───── DATASET CONTENT

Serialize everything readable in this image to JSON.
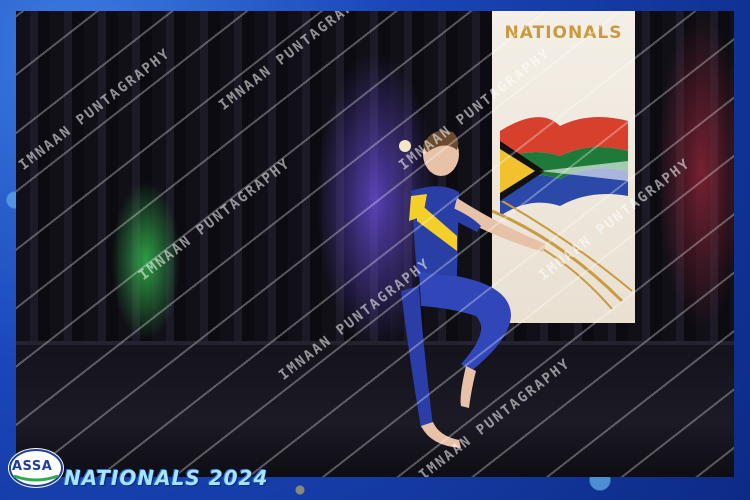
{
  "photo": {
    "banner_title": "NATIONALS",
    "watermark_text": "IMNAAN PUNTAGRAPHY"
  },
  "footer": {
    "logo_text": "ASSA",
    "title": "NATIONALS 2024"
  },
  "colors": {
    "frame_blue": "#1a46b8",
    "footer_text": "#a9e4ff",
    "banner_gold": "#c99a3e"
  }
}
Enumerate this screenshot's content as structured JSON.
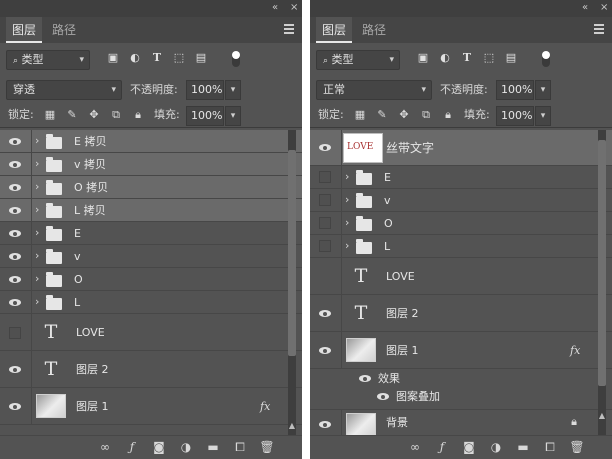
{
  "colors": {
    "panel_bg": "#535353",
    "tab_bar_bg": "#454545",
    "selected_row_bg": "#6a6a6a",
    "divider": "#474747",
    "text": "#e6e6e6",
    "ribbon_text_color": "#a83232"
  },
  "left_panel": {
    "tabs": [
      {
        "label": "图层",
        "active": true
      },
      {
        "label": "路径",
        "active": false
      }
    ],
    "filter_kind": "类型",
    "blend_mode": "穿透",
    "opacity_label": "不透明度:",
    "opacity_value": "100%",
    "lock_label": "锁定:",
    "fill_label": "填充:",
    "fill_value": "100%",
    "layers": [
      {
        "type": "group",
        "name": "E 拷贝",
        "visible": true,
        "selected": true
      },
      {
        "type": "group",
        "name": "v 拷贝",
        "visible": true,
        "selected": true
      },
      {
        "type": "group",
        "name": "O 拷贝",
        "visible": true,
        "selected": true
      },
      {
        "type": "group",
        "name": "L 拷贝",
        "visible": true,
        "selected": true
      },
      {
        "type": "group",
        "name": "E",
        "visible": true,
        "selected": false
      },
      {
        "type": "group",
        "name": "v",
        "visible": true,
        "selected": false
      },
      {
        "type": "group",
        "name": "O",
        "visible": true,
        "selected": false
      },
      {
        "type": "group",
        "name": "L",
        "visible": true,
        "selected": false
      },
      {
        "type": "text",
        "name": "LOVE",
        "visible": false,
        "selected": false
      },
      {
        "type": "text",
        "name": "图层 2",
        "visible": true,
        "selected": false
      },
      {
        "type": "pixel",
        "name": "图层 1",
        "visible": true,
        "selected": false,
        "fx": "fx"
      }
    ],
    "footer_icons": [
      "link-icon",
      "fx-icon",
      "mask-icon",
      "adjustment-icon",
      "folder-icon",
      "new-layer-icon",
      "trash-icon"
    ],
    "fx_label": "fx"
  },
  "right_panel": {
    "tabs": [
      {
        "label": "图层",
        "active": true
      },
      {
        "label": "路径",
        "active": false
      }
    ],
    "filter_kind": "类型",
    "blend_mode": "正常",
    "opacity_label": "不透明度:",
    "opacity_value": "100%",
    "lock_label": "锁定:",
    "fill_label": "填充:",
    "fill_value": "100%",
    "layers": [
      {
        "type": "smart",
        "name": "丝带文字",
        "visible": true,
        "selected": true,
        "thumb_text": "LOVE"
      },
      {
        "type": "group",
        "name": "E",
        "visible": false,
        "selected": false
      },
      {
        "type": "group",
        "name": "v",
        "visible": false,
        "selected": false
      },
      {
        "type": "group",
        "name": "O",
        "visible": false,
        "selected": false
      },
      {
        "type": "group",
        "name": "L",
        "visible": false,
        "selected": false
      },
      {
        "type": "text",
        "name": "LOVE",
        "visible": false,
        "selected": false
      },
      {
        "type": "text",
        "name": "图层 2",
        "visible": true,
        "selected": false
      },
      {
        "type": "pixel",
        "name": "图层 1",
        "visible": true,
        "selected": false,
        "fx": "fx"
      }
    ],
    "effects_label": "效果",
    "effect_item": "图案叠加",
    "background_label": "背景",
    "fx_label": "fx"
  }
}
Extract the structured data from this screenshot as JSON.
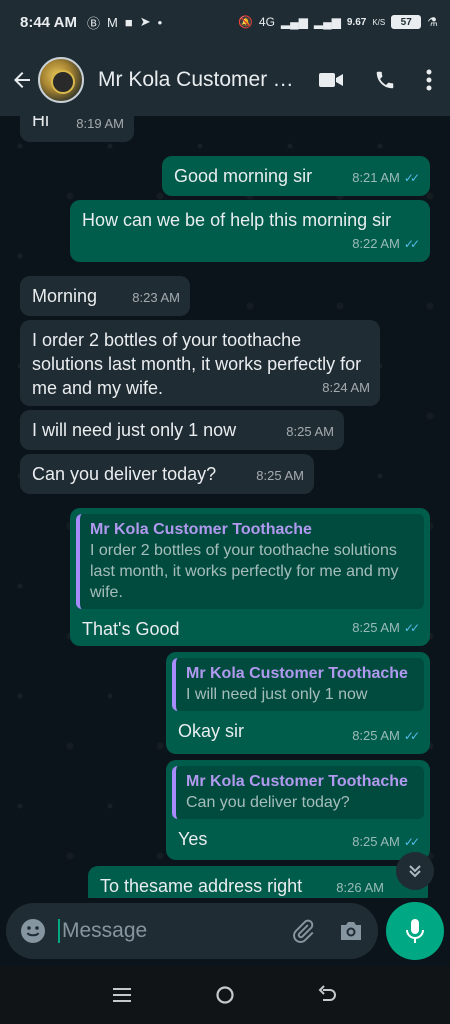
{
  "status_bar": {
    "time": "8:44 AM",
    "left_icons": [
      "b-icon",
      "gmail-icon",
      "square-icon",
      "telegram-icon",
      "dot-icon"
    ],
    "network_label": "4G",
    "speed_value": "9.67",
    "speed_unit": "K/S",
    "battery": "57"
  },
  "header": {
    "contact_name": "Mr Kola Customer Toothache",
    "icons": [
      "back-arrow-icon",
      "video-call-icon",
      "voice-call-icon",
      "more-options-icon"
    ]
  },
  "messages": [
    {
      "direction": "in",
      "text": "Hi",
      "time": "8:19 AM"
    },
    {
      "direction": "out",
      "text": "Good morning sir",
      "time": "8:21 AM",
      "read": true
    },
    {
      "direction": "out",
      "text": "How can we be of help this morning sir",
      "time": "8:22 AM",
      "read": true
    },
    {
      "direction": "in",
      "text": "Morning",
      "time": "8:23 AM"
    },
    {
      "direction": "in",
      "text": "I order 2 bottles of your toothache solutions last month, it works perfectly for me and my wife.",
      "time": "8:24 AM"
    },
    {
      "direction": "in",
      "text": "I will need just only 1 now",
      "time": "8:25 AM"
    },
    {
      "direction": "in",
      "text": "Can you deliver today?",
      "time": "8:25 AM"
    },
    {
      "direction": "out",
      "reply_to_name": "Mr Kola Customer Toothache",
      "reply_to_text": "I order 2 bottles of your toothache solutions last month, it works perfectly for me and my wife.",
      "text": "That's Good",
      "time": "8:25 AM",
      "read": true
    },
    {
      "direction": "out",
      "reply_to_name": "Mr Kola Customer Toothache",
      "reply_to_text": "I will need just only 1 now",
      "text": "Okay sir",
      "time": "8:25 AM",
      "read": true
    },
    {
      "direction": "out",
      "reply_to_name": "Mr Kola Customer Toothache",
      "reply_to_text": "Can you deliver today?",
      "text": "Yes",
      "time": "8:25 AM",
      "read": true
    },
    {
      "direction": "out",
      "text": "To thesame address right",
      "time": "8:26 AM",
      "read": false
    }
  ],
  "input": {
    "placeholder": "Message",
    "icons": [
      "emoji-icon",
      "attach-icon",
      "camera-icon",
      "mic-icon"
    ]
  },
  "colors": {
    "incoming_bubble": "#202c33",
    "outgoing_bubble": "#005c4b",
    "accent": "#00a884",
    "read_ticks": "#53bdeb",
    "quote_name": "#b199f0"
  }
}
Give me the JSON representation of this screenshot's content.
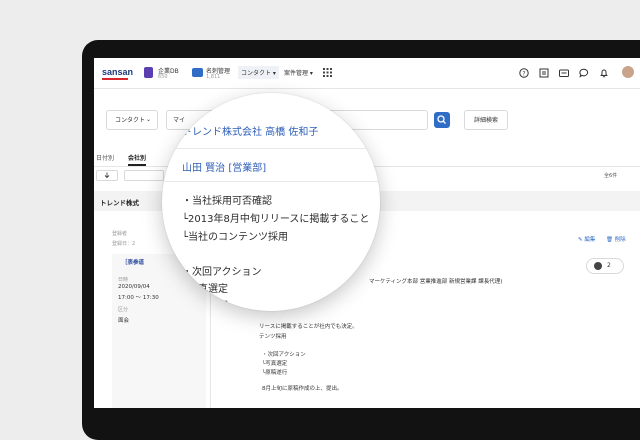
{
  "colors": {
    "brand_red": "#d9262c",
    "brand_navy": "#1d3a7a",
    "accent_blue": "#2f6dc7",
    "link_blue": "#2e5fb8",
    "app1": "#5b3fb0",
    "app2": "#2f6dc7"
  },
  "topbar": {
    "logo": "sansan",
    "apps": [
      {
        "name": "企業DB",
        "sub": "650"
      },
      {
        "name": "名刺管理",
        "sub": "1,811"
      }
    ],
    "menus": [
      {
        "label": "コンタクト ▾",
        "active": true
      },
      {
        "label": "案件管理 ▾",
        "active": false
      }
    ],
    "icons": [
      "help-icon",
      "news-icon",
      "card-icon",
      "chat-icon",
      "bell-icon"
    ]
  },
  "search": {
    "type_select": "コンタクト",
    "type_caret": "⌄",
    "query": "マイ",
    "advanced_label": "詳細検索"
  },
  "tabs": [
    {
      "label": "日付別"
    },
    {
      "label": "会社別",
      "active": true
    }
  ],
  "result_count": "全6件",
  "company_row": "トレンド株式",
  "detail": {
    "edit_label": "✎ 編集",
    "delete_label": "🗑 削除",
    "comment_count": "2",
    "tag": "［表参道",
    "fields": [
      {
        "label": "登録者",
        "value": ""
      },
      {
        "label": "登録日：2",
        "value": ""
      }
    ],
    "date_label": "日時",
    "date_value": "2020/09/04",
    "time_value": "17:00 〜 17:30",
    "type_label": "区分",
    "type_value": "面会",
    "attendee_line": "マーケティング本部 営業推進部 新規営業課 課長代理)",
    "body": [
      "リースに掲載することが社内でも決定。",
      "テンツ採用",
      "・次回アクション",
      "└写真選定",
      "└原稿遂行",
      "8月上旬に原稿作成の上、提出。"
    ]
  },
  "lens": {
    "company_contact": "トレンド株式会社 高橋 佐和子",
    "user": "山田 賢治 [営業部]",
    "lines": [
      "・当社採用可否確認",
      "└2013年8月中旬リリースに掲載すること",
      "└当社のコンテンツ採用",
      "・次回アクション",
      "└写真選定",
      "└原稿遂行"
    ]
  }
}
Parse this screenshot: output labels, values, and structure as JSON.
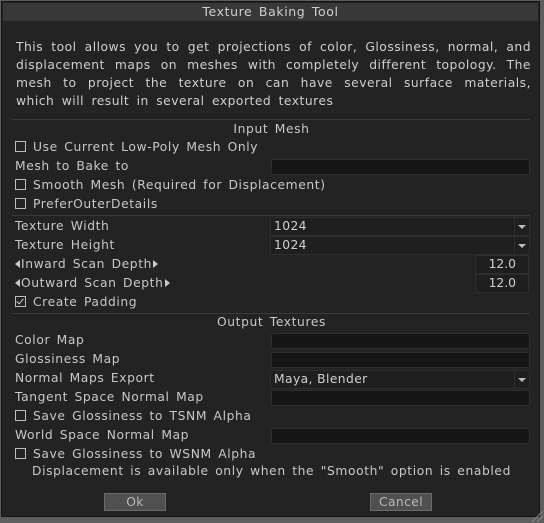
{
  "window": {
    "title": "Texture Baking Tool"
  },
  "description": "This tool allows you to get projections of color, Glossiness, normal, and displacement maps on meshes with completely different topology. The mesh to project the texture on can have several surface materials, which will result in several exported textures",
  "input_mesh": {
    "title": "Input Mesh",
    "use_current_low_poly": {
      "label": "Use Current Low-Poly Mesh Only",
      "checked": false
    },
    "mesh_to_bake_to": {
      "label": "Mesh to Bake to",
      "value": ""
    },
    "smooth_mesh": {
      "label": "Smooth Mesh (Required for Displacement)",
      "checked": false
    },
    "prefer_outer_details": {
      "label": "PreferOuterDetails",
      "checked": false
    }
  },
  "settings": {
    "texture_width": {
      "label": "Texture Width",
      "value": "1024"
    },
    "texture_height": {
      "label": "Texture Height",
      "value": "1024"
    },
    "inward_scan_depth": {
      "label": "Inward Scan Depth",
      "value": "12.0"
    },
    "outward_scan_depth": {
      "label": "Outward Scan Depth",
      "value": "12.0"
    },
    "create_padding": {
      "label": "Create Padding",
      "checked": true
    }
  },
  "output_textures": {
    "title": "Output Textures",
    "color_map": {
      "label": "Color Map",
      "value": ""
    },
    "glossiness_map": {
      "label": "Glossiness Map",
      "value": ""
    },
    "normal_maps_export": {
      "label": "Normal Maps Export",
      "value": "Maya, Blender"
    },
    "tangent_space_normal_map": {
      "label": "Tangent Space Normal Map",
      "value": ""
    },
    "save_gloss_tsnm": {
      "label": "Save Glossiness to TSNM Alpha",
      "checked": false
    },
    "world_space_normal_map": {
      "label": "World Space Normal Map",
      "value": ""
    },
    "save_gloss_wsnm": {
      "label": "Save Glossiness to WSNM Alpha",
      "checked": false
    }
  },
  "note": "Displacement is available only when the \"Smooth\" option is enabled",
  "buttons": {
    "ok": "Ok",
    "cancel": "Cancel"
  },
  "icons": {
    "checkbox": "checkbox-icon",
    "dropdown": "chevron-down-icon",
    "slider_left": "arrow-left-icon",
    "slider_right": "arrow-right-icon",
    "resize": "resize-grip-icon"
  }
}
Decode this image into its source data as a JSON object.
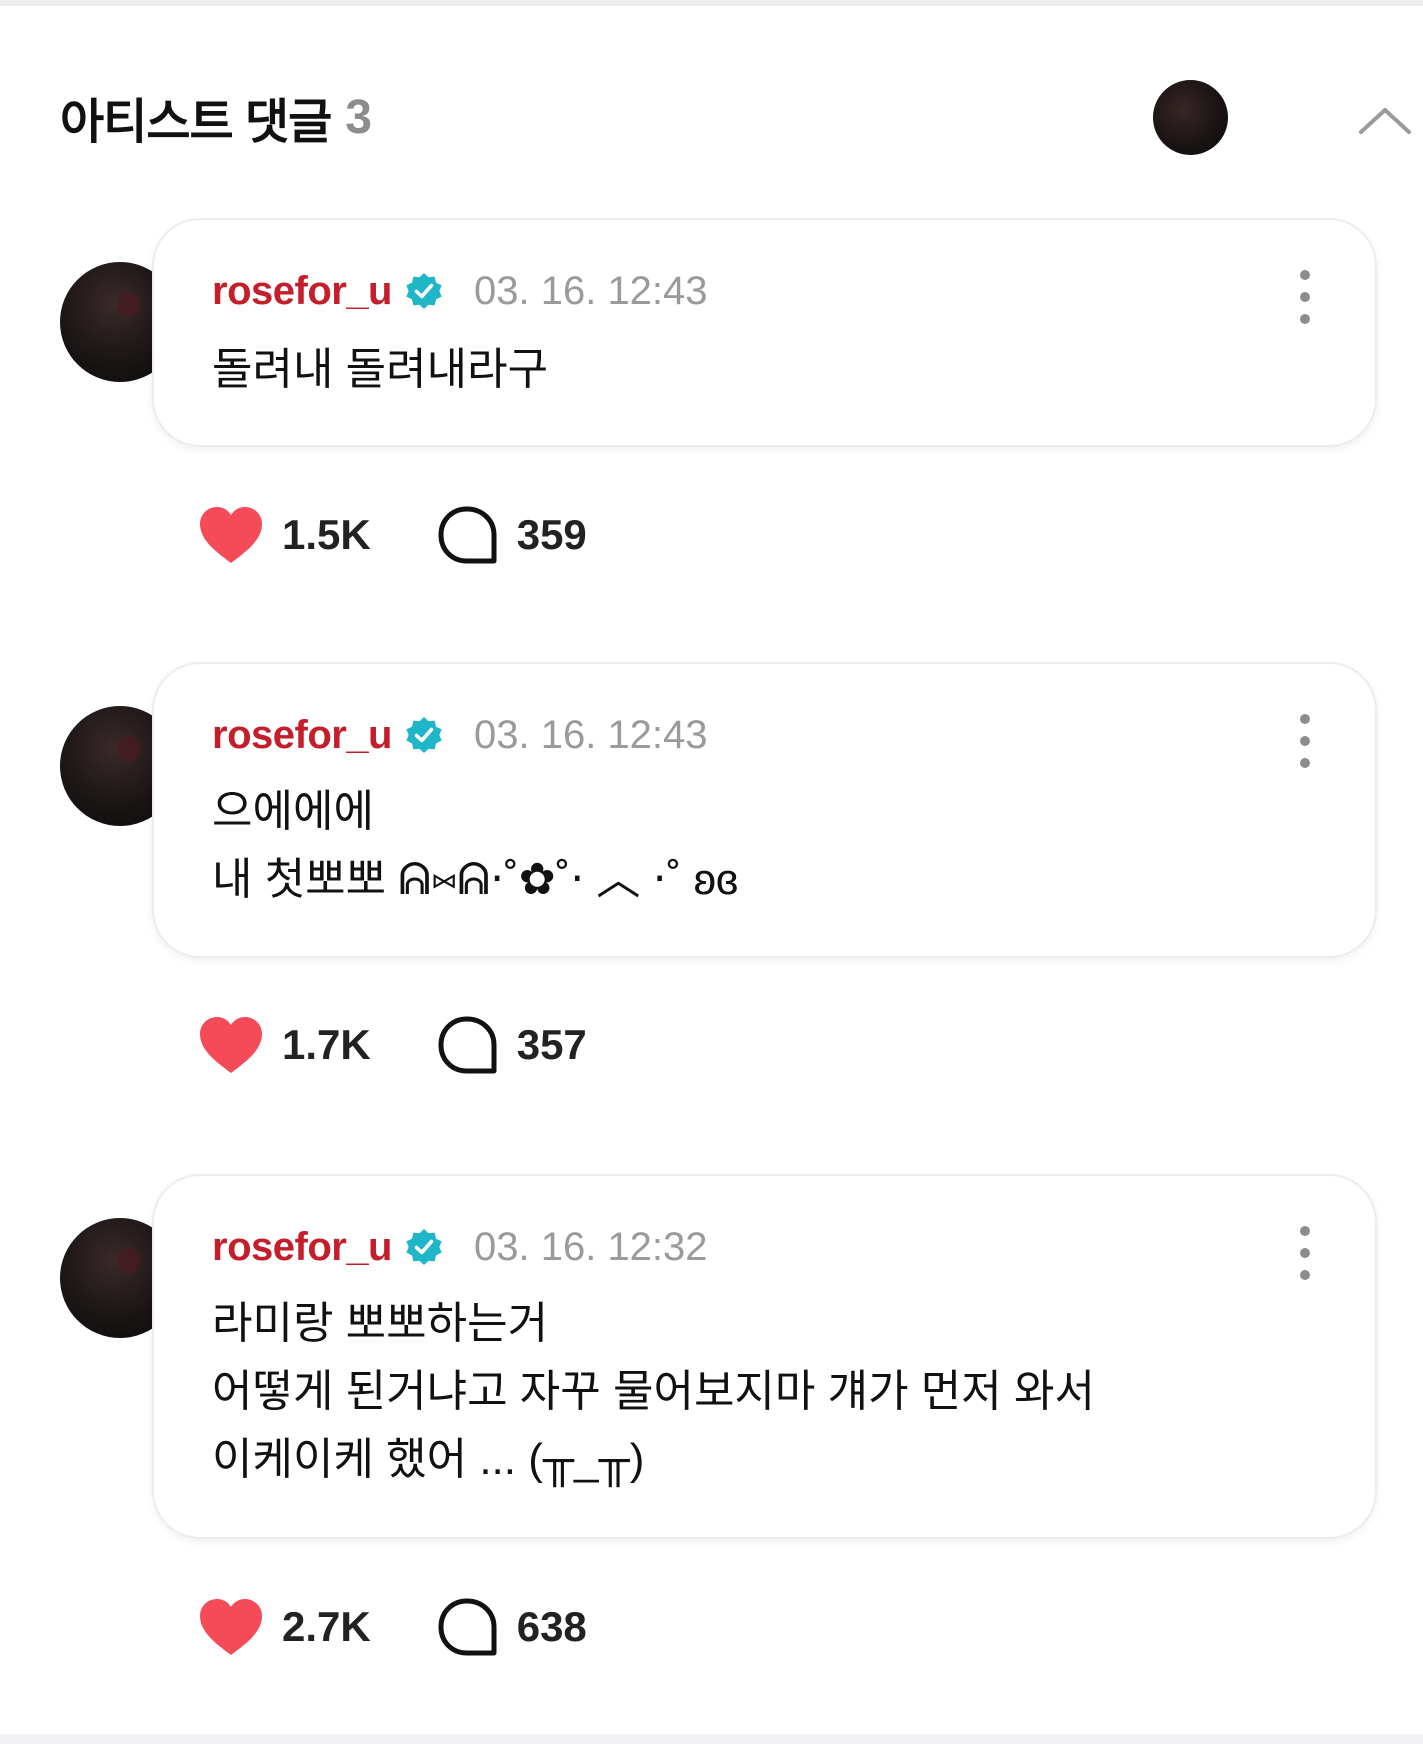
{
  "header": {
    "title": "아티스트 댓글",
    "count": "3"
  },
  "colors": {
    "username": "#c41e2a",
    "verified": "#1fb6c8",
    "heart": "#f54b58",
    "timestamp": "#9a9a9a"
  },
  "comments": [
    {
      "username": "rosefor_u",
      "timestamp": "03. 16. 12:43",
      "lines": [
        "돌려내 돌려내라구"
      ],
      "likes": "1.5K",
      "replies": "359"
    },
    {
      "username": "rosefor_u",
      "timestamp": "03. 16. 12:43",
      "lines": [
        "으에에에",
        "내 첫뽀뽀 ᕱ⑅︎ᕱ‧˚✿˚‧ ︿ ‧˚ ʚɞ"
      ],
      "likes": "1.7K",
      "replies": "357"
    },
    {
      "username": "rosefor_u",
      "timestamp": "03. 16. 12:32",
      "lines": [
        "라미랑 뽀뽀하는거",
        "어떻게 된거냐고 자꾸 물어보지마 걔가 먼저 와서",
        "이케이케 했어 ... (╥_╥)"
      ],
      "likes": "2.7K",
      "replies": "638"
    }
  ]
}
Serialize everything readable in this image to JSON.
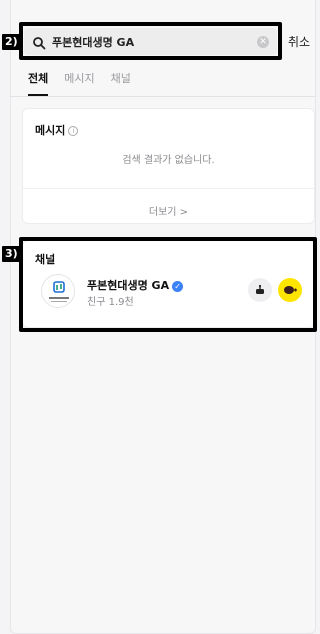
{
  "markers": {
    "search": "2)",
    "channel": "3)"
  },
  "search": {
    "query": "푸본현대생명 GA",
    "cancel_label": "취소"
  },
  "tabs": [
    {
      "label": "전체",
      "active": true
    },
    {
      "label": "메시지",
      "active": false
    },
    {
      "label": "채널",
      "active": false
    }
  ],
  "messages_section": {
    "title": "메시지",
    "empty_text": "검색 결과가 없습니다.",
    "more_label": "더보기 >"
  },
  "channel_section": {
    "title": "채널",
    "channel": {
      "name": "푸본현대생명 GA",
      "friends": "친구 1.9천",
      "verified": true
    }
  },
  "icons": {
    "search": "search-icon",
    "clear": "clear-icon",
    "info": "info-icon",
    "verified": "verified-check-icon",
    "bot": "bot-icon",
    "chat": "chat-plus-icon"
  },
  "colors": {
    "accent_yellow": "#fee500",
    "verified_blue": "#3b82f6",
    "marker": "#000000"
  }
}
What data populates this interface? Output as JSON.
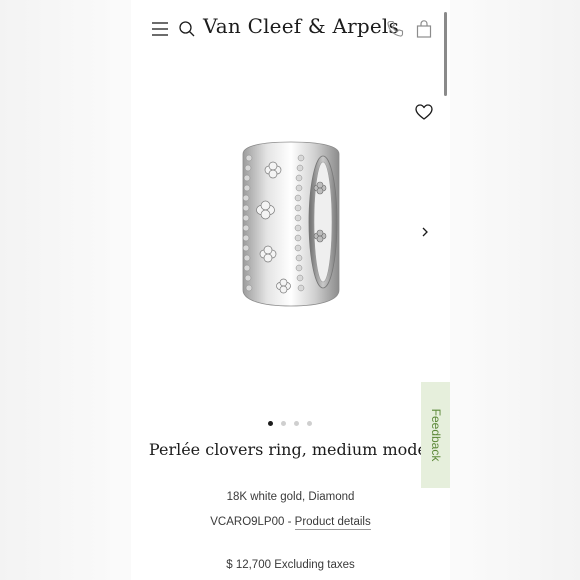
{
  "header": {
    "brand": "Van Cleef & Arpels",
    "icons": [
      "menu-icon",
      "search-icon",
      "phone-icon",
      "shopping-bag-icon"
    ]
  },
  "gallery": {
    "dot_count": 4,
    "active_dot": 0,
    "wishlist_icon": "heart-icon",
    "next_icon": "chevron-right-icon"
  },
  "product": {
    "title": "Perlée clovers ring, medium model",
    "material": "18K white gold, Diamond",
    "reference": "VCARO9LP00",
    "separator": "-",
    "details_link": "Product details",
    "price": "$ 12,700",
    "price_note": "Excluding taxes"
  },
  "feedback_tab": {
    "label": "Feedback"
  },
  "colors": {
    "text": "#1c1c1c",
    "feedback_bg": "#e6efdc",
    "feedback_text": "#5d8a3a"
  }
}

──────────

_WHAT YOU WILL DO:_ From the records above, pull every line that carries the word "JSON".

_ANSWER BELOW:_
Serialize everything readable in this image to JSON.
Enumerate this screenshot's content as structured JSON.
Extract the structured data from this screenshot as JSON.
Give me the JSON representation of this screenshot's content.
Parse this screenshot: output labels, values, and structure as JSON.
Decode this image into its source data as a JSON object.
Serialize everything readable in this image to JSON.
What data populates this interface? Output as JSON.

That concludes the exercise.